As the craft began to tumble faster and faster, Crash Facepalm began to regret his choice of breakfast that morning.

“Shiiiiiiiine on, you craaaaaaazy diamond,” he sang through gritted teeth, trying to ignore the building nausea. Orbit made a sound somewhere between a meow and a whine, oddly in-tune. Crash was turned upside-down as the ship’s wild motions started to calm. 

He prepared himself for the impact, but the ship hit ground before he was quite ready. Even with the impact foam that filled the cabin, the air was pushed from his lungs and he felt as if his eyes popped out of his head. 

“Now comes the part where this tin can tumbles for five minutes to the delight of the special effects team,” he muttered. 

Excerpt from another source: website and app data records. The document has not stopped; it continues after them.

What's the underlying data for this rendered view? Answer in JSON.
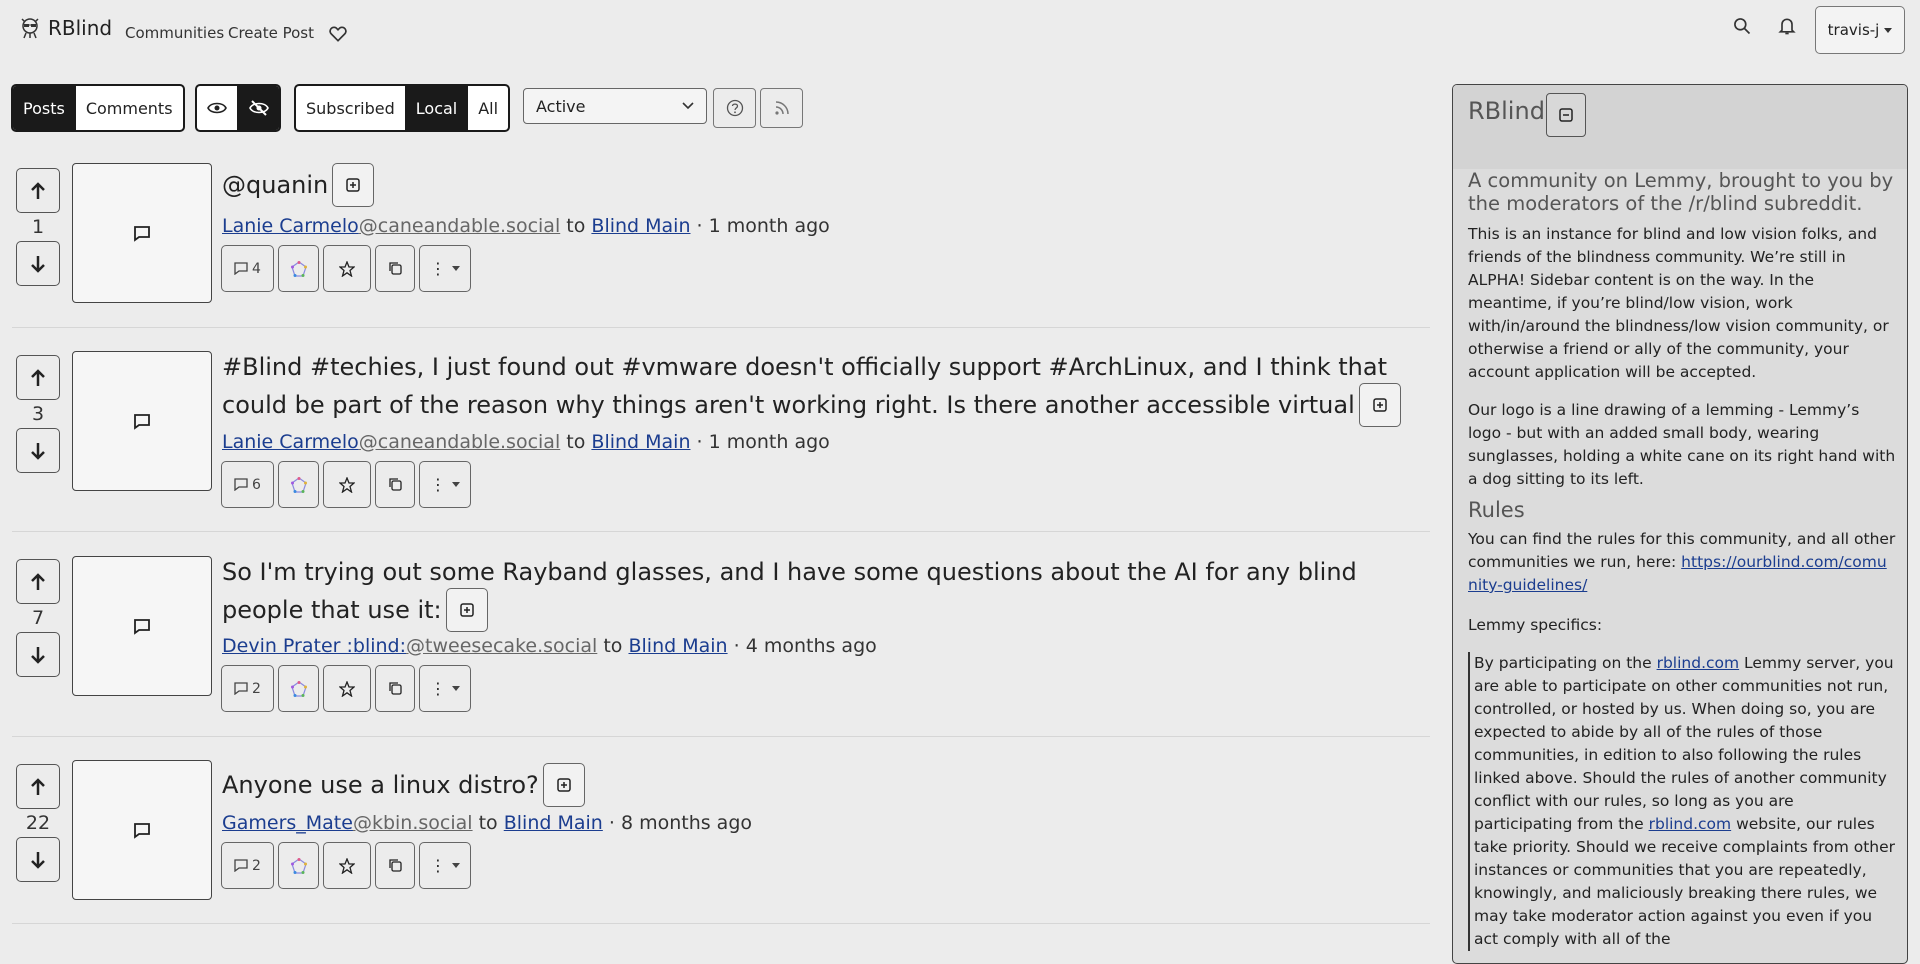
{
  "nav": {
    "brand": "RBlind",
    "links": [
      "Communities",
      "Create Post"
    ],
    "user": "travis-j"
  },
  "toolbar": {
    "view_toggle": [
      "Posts",
      "Comments"
    ],
    "listing": [
      "Subscribed",
      "Local",
      "All"
    ],
    "sort": "Active"
  },
  "posts": [
    {
      "votes": "1",
      "title": "@quanin",
      "author": "Lanie Carmelo",
      "instance": "@caneandable.social",
      "to": "to",
      "community": "Blind Main",
      "time": "· 1 month ago",
      "comments": "4"
    },
    {
      "votes": "3",
      "title": "#Blind #techies, I just found out #vmware doesn't officially support #ArchLinux, and I think that could be part of the reason why things aren't working right. Is there another accessible virtual",
      "author": "Lanie Carmelo",
      "instance": "@caneandable.social",
      "to": "to",
      "community": "Blind Main",
      "time": "· 1 month ago",
      "comments": "6"
    },
    {
      "votes": "7",
      "title": "So I'm trying out some Rayband glasses, and I have some questions about the AI for any blind people that use it:",
      "author": "Devin Prater :blind:",
      "instance": "@tweesecake.social",
      "to": "to",
      "community": "Blind Main",
      "time": "· 4 months ago",
      "comments": "2"
    },
    {
      "votes": "22",
      "title": "Anyone use a linux distro?",
      "author": "Gamers_Mate",
      "instance": "@kbin.social",
      "to": "to",
      "community": "Blind Main",
      "time": "· 8 months ago",
      "comments": "2"
    }
  ],
  "sidebar": {
    "title": "RBlind",
    "tagline": "A community on Lemmy, brought to you by the moderators of the /r/blind subreddit.",
    "p1": "This is an instance for blind and low vision folks, and friends of the blindness community. We’re still in ALPHA! Sidebar content is on the way. In the meantime, if you’re blind/low vision, work with/in/around the blindness/low vision community, or otherwise a friend or ally of the community, your account application will be accepted.",
    "p2": "Our logo is a line drawing of a lemming - Lemmy’s logo - but with an added small body, wearing sunglasses, holding a white cane on its right hand with a dog sitting to its left.",
    "rules_heading": "Rules",
    "rules_text": "You can find the rules for this community, and all other communities we run, here: ",
    "rules_link": "https://ourblind.com/comunity-guidelines/",
    "lemmy_specifics": "Lemmy specifics:",
    "bq_1": "By participating on the ",
    "bq_link1": "rblind.com",
    "bq_2": " Lemmy server, you are able to participate on other communities not run, controlled, or hosted by us. When doing so, you are expected to abide by all of the rules of those communities, in edition to also following the rules linked above. Should the rules of another community conflict with our rules, so long as you are participating from the ",
    "bq_link2": "rblind.com",
    "bq_3": " website, our rules take priority. Should we receive complaints from other instances or communities that you are repeatedly, knowingly, and maliciously breaking there rules, we may take moderator action against you even if you act comply with all of the"
  }
}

Crash quickly realized he was wrong as the ship rolled twice and hit the side of a large cliff, stopping abruptly with a reverberating bang, and then tumbling back down a slope until it finally came to a stop. A series of comical groans and pops sounded as the foam dissolved and atmosphere was put back into the cabin. Seat straps unlatched and retracted as the electronics came back online and the computer gave an unsolicited status report.

“Welcome to ME44-P3. All electronic systems operational. Batteries full. Fuel exhausted. Flight dynamic controls destroyed. Atmosphere outside is breathable but not advisable. Oh, and the paint job is seriously scratched.”

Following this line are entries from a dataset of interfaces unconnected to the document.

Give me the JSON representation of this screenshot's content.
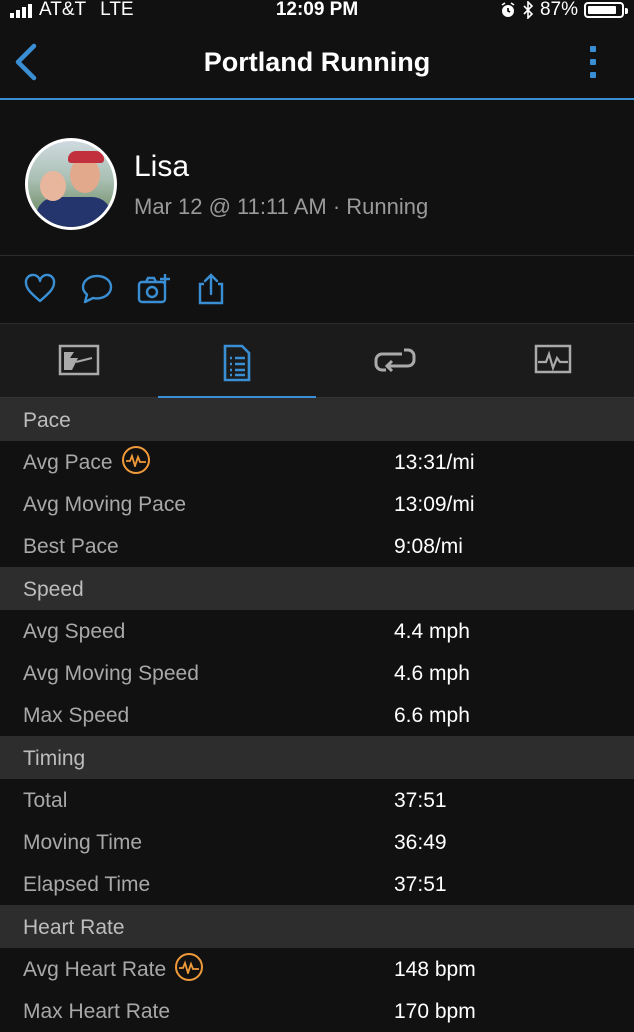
{
  "status": {
    "carrier": "AT&T",
    "network": "LTE",
    "time": "12:09 PM",
    "battery": "87%",
    "battery_level": 0.87
  },
  "nav": {
    "title": "Portland Running",
    "back_icon": "chevron-left-icon",
    "more_icon": "vertical-dots-icon"
  },
  "profile": {
    "name": "Lisa",
    "meta": "Mar 12 @ 11:11 AM · Running"
  },
  "actions": [
    "heart-icon",
    "comment-icon",
    "add-photo-icon",
    "share-icon"
  ],
  "tabs": [
    {
      "icon": "map-icon",
      "active": false
    },
    {
      "icon": "document-icon",
      "active": true
    },
    {
      "icon": "laps-icon",
      "active": false
    },
    {
      "icon": "chart-icon",
      "active": false
    }
  ],
  "colors": {
    "accent": "#3a8fd4",
    "hr_badge": "#ef9a3a",
    "background": "#111111",
    "section_bg": "#2d2d2d"
  },
  "sections": [
    {
      "title": "Pace",
      "rows": [
        {
          "label": "Avg Pace",
          "value": "13:31/mi",
          "badge": "heart-rate-icon"
        },
        {
          "label": "Avg Moving Pace",
          "value": "13:09/mi"
        },
        {
          "label": "Best Pace",
          "value": "9:08/mi"
        }
      ]
    },
    {
      "title": "Speed",
      "rows": [
        {
          "label": "Avg Speed",
          "value": "4.4 mph"
        },
        {
          "label": "Avg Moving Speed",
          "value": "4.6 mph"
        },
        {
          "label": "Max Speed",
          "value": "6.6 mph"
        }
      ]
    },
    {
      "title": "Timing",
      "rows": [
        {
          "label": "Total",
          "value": "37:51"
        },
        {
          "label": "Moving Time",
          "value": "36:49"
        },
        {
          "label": "Elapsed Time",
          "value": "37:51"
        }
      ]
    },
    {
      "title": "Heart Rate",
      "rows": [
        {
          "label": "Avg Heart Rate",
          "value": "148 bpm",
          "badge": "heart-rate-icon"
        },
        {
          "label": "Max Heart Rate",
          "value": "170 bpm"
        }
      ]
    }
  ]
}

“What’s wrong with the atmosphere?” asked Crash.

“Nothing harmful,” said the computer, “but I don’t think you’re going to like the smell. I’d call it the smell of old fish, but that would be kind to old fish.”

Orbit’s ears perked up. Fish.

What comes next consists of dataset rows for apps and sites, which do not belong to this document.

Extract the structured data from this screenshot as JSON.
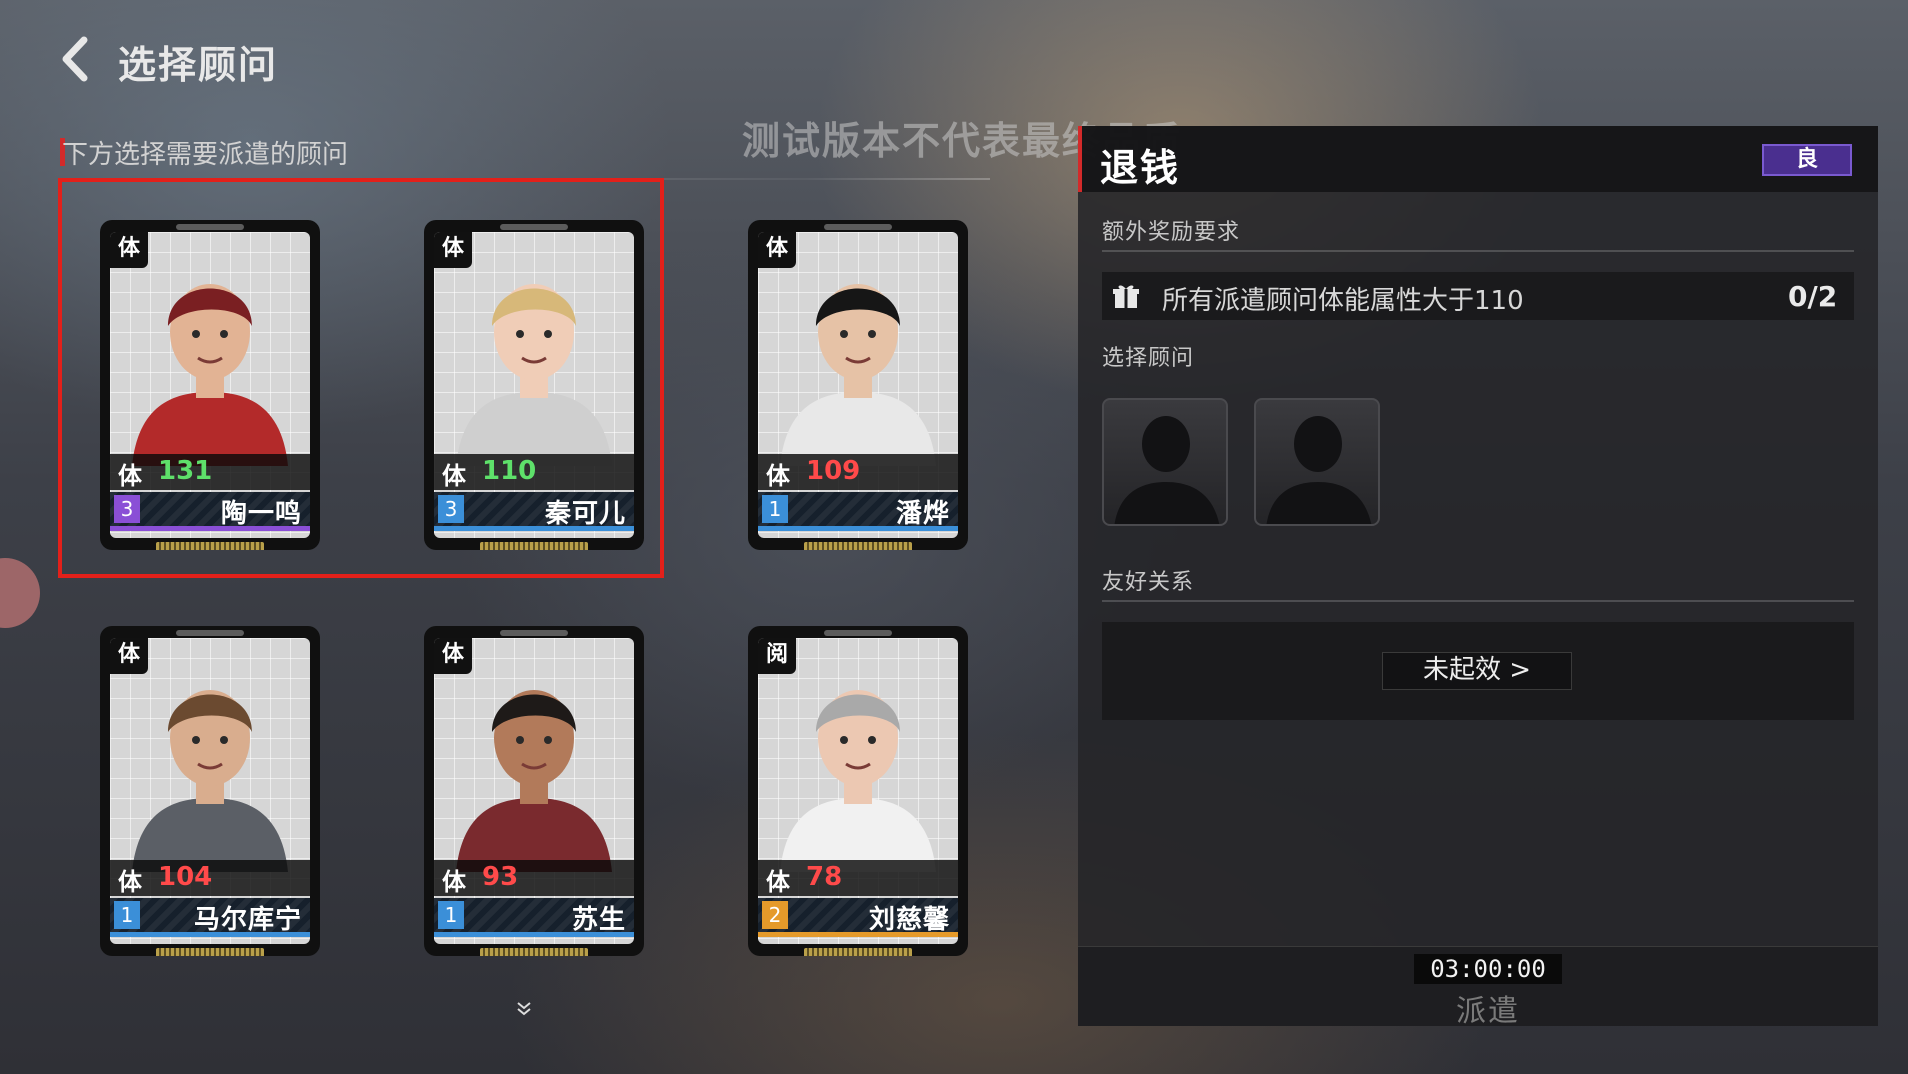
{
  "header": {
    "title": "选择顾问"
  },
  "left": {
    "section_label": "下方选择需要派遣的顾问",
    "watermark": "测试版本不代表最终品质"
  },
  "cards": [
    {
      "type": "体",
      "stat_label": "体",
      "stat_value": "131",
      "stat_color": "#5ee06a",
      "level": "3",
      "name": "陶一鸣",
      "rarity_color": "#8a4fd6",
      "selected": true
    },
    {
      "type": "体",
      "stat_label": "体",
      "stat_value": "110",
      "stat_color": "#5ee06a",
      "level": "3",
      "name": "秦可儿",
      "rarity_color": "#3b8fd8",
      "selected": true
    },
    {
      "type": "体",
      "stat_label": "体",
      "stat_value": "109",
      "stat_color": "#ff4a4a",
      "level": "1",
      "name": "潘烨",
      "rarity_color": "#3b8fd8",
      "selected": false
    },
    {
      "type": "体",
      "stat_label": "体",
      "stat_value": "104",
      "stat_color": "#ff4a4a",
      "level": "1",
      "name": "马尔库宁",
      "rarity_color": "#3b8fd8",
      "selected": false
    },
    {
      "type": "体",
      "stat_label": "体",
      "stat_value": "93",
      "stat_color": "#ff4a4a",
      "level": "1",
      "name": "苏生",
      "rarity_color": "#3b8fd8",
      "selected": false
    },
    {
      "type": "阅",
      "stat_label": "体",
      "stat_value": "78",
      "stat_color": "#ff4a4a",
      "level": "2",
      "name": "刘慈馨",
      "rarity_color": "#e59a2a",
      "selected": false
    }
  ],
  "mission": {
    "title": "退钱",
    "quality": "良",
    "extra_reward_label": "额外奖励要求",
    "reward_text": "所有派遣顾问体能属性大于110",
    "reward_progress": "0/2",
    "select_label": "选择顾问",
    "friend_label": "友好关系",
    "friend_status": "未起效 >",
    "timer": "03:00:00",
    "dispatch": "派遣"
  },
  "icons": [
    "back-arrow-icon",
    "gift-icon",
    "scroll-down-icon",
    "silhouette-icon"
  ]
}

Crash knew he had bigger issues ahead of him, so he quickly made his way to the storage locker where he took out an oxygen generator for his suit, clipped on a carry bag with rations and a medical kit, and attached his personal bug-out bag. He hit the hatch release and walked out of his now-useless ship to take a look around, Orbit close behind him.

The landscape was desolate, to the point of suggesting a good cry might be in order. The rocks were a monochrome brown, flaking and chipping and having that sharp, knife-like look of retro science fiction posters. A red sun sat low in the sky, projecting shadows that had a tendency to be hard to follow, making the landscape a dead optical illusion. A light breeze made the dust that was blown up hit Crash’s suit just hard enough for him to hear it. Even that sound was depressing. In the distance, Crash could see what might be called a shoreline. The liquid rolled slowly, filled with some kind of goo.

“There’s your smell,” said the computer, once it realized what Crash was looking at. Tell a man a stove is hot and he has to touch it to be sure. Crash and Orbit took off their helmets together and drew in cautious breaths. Sure enough, Crash felt the smell was as unpleasant as it was expected. Orbit let out a contented meow and collapsed the helmet into its suit container. Apparently the smell was appreciated by cats.

He stood there, amazed at the scene before him, and marveled at how stereotypical it was of his situation. The last notes of the Pink Floyd song finished from his held helmet as Crash realized he’d never turned it off.

“I never really liked that song,” said the woman’s voice behind him, startling him out of his stupor.